This year however as Indecision 2000 gives way to Thanksgiving 2000, the carving of the celebratory American turkey is to be accompanied by a particularly delicious irony.
In sum recent developments in Indecision 2000 have the following effect:
In order not to interrupt the carving of the turkey, the democratic rights of the US people to have their votes counted properly are to be denied.
Basically, unless the situation changes again (presumably live on CNN) then “we the people” - of the world and of the US - will never know for sure who really won the US election.
All we will know is who won the election before the vote-counters broke for dinner.
This is because, while US Courts have belatedly upheld the rights of American voters to have their votes counted – after three weeks of obstruction from the republicans, it now seems there is insufficient time.
The nation which has always been so keen to stress, in the words of the Florida Supreme Court, the “paramountcy” of the democratic rights to have ones vote counted has decided not to do just that - in order to ensure more quality family dining time.
That said, those of us who are concerned about this turn of events, do at least have one small thing left to be thankful for.
So far anyway, George Dubya Bush is still not yet the President Elect of the USA.
Overseas Perspective of Presidential Elections
- A view from the developing world- excerpted from a Zimbabwean newspaper
From an article in which a Zimbabwe politician was quoted as saying that children should study this event closely for it shows that election fraud is not only a third world phenomenon...
"1. Imagine that we read of an election occurring anywhere in the third world in which the self-declared winner was the son of the former prime minister and that former prime minister was himself the former head of that nation's secret police (cia).
2. Imagine that the self-declared winner lost the popular vote but won based on some old colonial holdover (electoral college) from the nation's pre-democracy past.
3. Imagine that the self-declared winner's 'victory' turned on disputed votes cast in a province governed by his brother!
4. Imagine that the poorly drafted ballots of one district, a district heavily favoring the self-declared winner's opponent, led thousands of voters to vote for the wrong candidate.
5. Imagine that that members of that nation's most despised caste, fearing for their lives/livelihoods, turned out in record numbers to vote in near-universal opposition to the self-declared winner's candidacy.
6. Imagine that hundreds of members of that most-despised caste were intercepted on their way to the polls by state police operating under the authority of the self-declared winner's brother.
7. Imagine that six million people voted in the disputed province and that the self-declared winner's 'lead' was only 327 votes.
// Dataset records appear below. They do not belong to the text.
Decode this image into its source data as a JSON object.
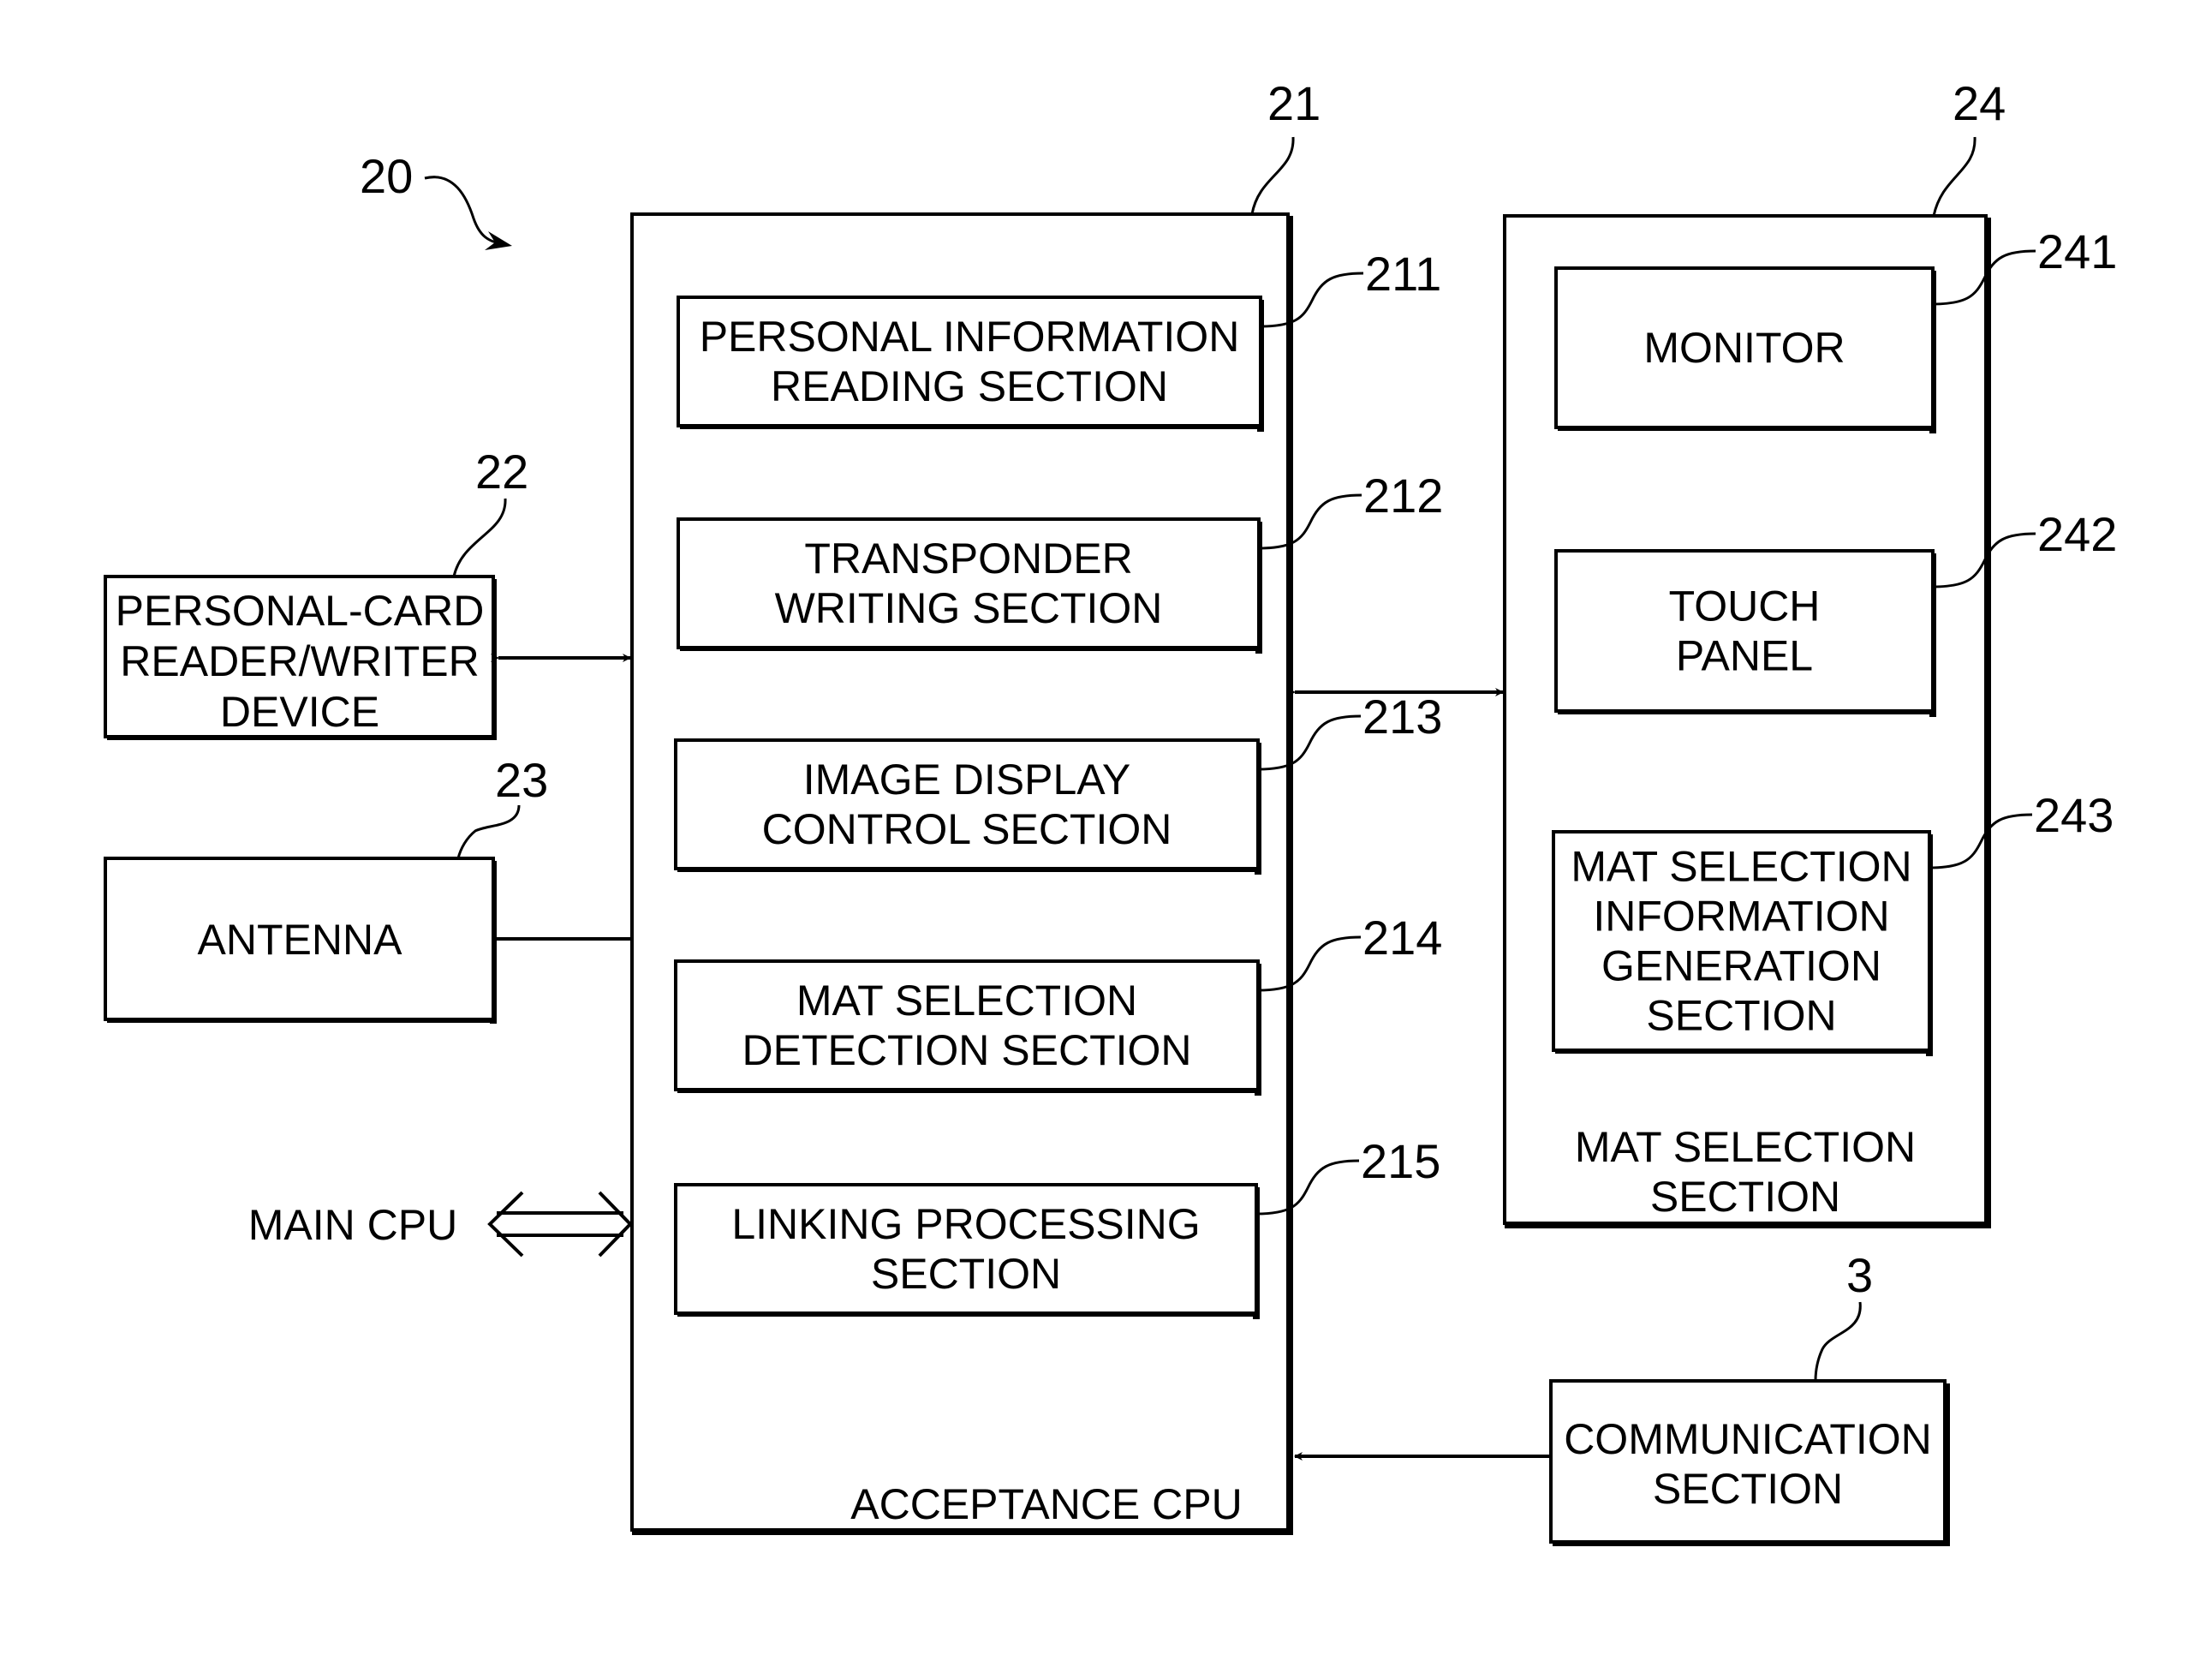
{
  "figure": {
    "reference": "20",
    "acceptance_cpu": {
      "reference": "21",
      "label": "ACCEPTANCE CPU",
      "sections": [
        {
          "reference": "211",
          "lines": [
            "PERSONAL INFORMATION",
            "READING SECTION"
          ]
        },
        {
          "reference": "212",
          "lines": [
            "TRANSPONDER",
            "WRITING SECTION"
          ]
        },
        {
          "reference": "213",
          "lines": [
            "IMAGE DISPLAY",
            "CONTROL SECTION"
          ]
        },
        {
          "reference": "214",
          "lines": [
            "MAT SELECTION",
            "DETECTION SECTION"
          ]
        },
        {
          "reference": "215",
          "lines": [
            "LINKING PROCESSING",
            "SECTION"
          ]
        }
      ]
    },
    "card_reader": {
      "reference": "22",
      "lines": [
        "PERSONAL-CARD",
        "READER/WRITER",
        "DEVICE"
      ]
    },
    "antenna": {
      "reference": "23",
      "lines": [
        "ANTENNA"
      ]
    },
    "main_cpu": {
      "label": "MAIN CPU"
    },
    "mat_selection_section": {
      "reference": "24",
      "label_lines": [
        "MAT SELECTION",
        "SECTION"
      ],
      "sections": [
        {
          "reference": "241",
          "lines": [
            "MONITOR"
          ]
        },
        {
          "reference": "242",
          "lines": [
            "TOUCH",
            "PANEL"
          ]
        },
        {
          "reference": "243",
          "lines": [
            "MAT SELECTION",
            "INFORMATION",
            "GENERATION",
            "SECTION"
          ]
        }
      ]
    },
    "communication_section": {
      "reference": "3",
      "lines": [
        "COMMUNICATION",
        "SECTION"
      ]
    }
  }
}
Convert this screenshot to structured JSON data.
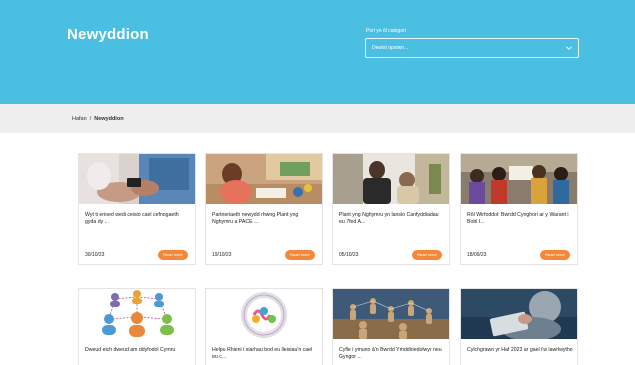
{
  "header": {
    "title": "Newyddion",
    "filter_label": "Pori yn ôl categori",
    "filter_value": "Dewisï opsiwn..."
  },
  "breadcrumb": {
    "home": "Hafan",
    "separator": "/",
    "current": "Newyddion"
  },
  "colors": {
    "hero": "#4bbfe2",
    "button": "#f2883a",
    "crumb_bar": "#eeeeee"
  },
  "articles": [
    {
      "title": "Wyt ti erioed wedi ceisio cael cefnogaeth gyda dy ...",
      "date": "30/10/23",
      "button": "Read more",
      "image": "photo-hands-phone"
    },
    {
      "title": "Partneriaeth newydd rhwng Plant yng Nghymru a PACE ...",
      "date": "19/10/23",
      "button": "Read more",
      "image": "photo-child-drawing"
    },
    {
      "title": "Plant yng Nghymru yn lansio Canfyddiadau eu 7fed A...",
      "date": "05/10/23",
      "button": "Read more",
      "image": "photo-children-window"
    },
    {
      "title": "Rôl Wirfoddol: Bwrdd Cynghori ar y Warant i Bobl I...",
      "date": "18/09/23",
      "button": "Read more",
      "image": "photo-young-people-sign"
    },
    {
      "title": "Dweud eich dweud am ddyfodol Cymru",
      "date": "",
      "button": "",
      "image": "illustration-people-network"
    },
    {
      "title": "Helpu Rhieni i siarhau bod eu lleisiau'n cael eu c...",
      "date": "",
      "button": "",
      "image": "logo-circle-hearts"
    },
    {
      "title": "Cyfle i ymuno â'n Bwrdd Ymddiriedolwyr neu Gyngor ...",
      "date": "",
      "button": "",
      "image": "photo-wooden-figures"
    },
    {
      "title": "Cylchgrawn yr Haf 2023 ar gael i'w lawrlwytho",
      "date": "",
      "button": "",
      "image": "photo-reading-tablet"
    }
  ]
}
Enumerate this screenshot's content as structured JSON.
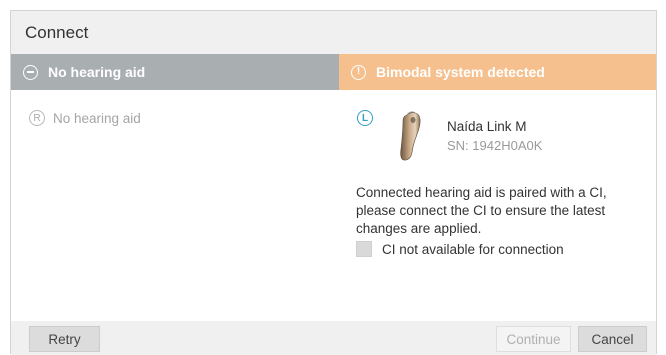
{
  "dialog": {
    "title": "Connect"
  },
  "left_panel": {
    "header": "No hearing aid",
    "header_icon": "minus-circle-icon",
    "header_color": "#a9aeb1",
    "side_badge": "R",
    "device_label": "No hearing aid"
  },
  "right_panel": {
    "header": "Bimodal system detected",
    "header_icon": "warning-circle-icon",
    "header_icon_glyph": "!",
    "header_color": "#f5c08e",
    "side_badge": "L",
    "side_badge_color": "#2f9fc2",
    "device_name": "Naída Link M",
    "device_sn": "SN: 1942H0A0K",
    "message": "Connected hearing aid is paired with a CI, please connect the CI to ensure the latest changes are applied.",
    "checkbox_label": "CI not available for connection",
    "checkbox_checked": false
  },
  "footer": {
    "retry_label": "Retry",
    "continue_label": "Continue",
    "continue_enabled": false,
    "cancel_label": "Cancel"
  }
}
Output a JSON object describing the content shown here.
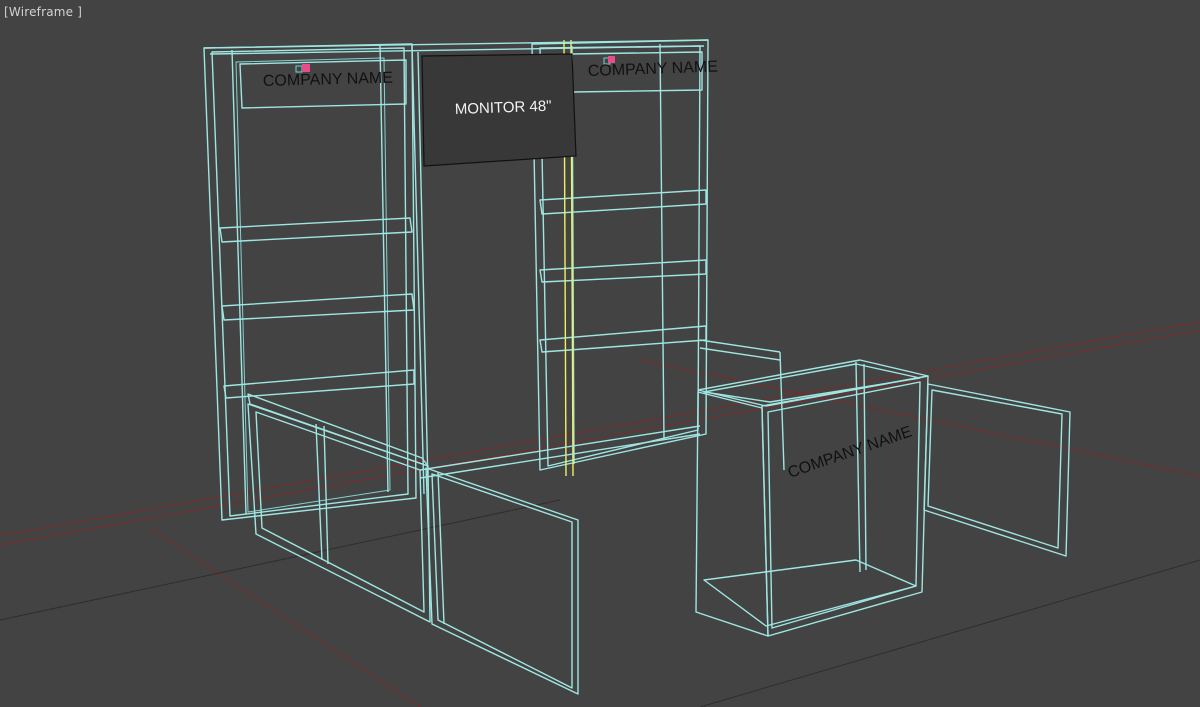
{
  "viewport": {
    "label": "Wireframe",
    "shading_mode": "wireframe"
  },
  "scene": {
    "labels": {
      "company_left": "COMPANY NAME",
      "company_right": "COMPANY NAME",
      "company_counter": "COMPANY NAME",
      "monitor": "MONITOR 48\""
    }
  },
  "colors": {
    "background": "#434343",
    "wire": "#9fe6e3",
    "grid_axis": "#7a2a2a",
    "selection": "#f0f060",
    "logo_accent": "#e64e8a"
  }
}
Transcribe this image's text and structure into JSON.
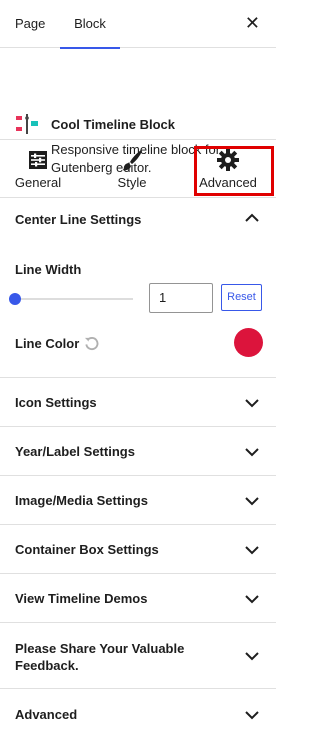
{
  "tabs": {
    "page": "Page",
    "block": "Block"
  },
  "block": {
    "title": "Cool Timeline Block",
    "description": "Responsive timeline block for Gutenberg editor."
  },
  "subtabs": {
    "general": "General",
    "style": "Style",
    "advanced": "Advanced"
  },
  "center_line": {
    "title": "Center Line Settings",
    "line_width_label": "Line Width",
    "line_width_value": "1",
    "reset_label": "Reset",
    "line_color_label": "Line Color",
    "line_color": "#dc143c"
  },
  "panels": [
    {
      "title": "Icon Settings"
    },
    {
      "title": "Year/Label Settings"
    },
    {
      "title": "Image/Media Settings"
    },
    {
      "title": "Container Box Settings"
    },
    {
      "title": "View Timeline Demos"
    },
    {
      "title": "Please Share Your Valuable Feedback."
    },
    {
      "title": "Advanced"
    }
  ],
  "colors": {
    "accent": "#3858e9",
    "highlight_box": "#e00000"
  }
}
Fewer, certainly, than the vote counting machines' margin of error.
8. Imagine that the self-declared winner and his political party opposed a more careful by-hand inspection and re-counting of the ballots in the disputed province or in its most hotly disputed district.
9. Imagine that the self-declared winner, himself a governor of a major province, had the worst human rights record of any province in his nation and actually led the nation in executions.
10. Imagine that a major campaign promise of the self-declared winner was to appoint like-minded human rights violators to lifetime positions on the high court of that nation.
None of us would deem such an election to be representative of anything other than the self-declared winner's will-to-power. All of us, I imagine, would wearily turn the page thinking that it was another sad tale of pitiful pre- or anti-democracy peoples in some strange elsewhere."
Anti©opyright Sludge 2000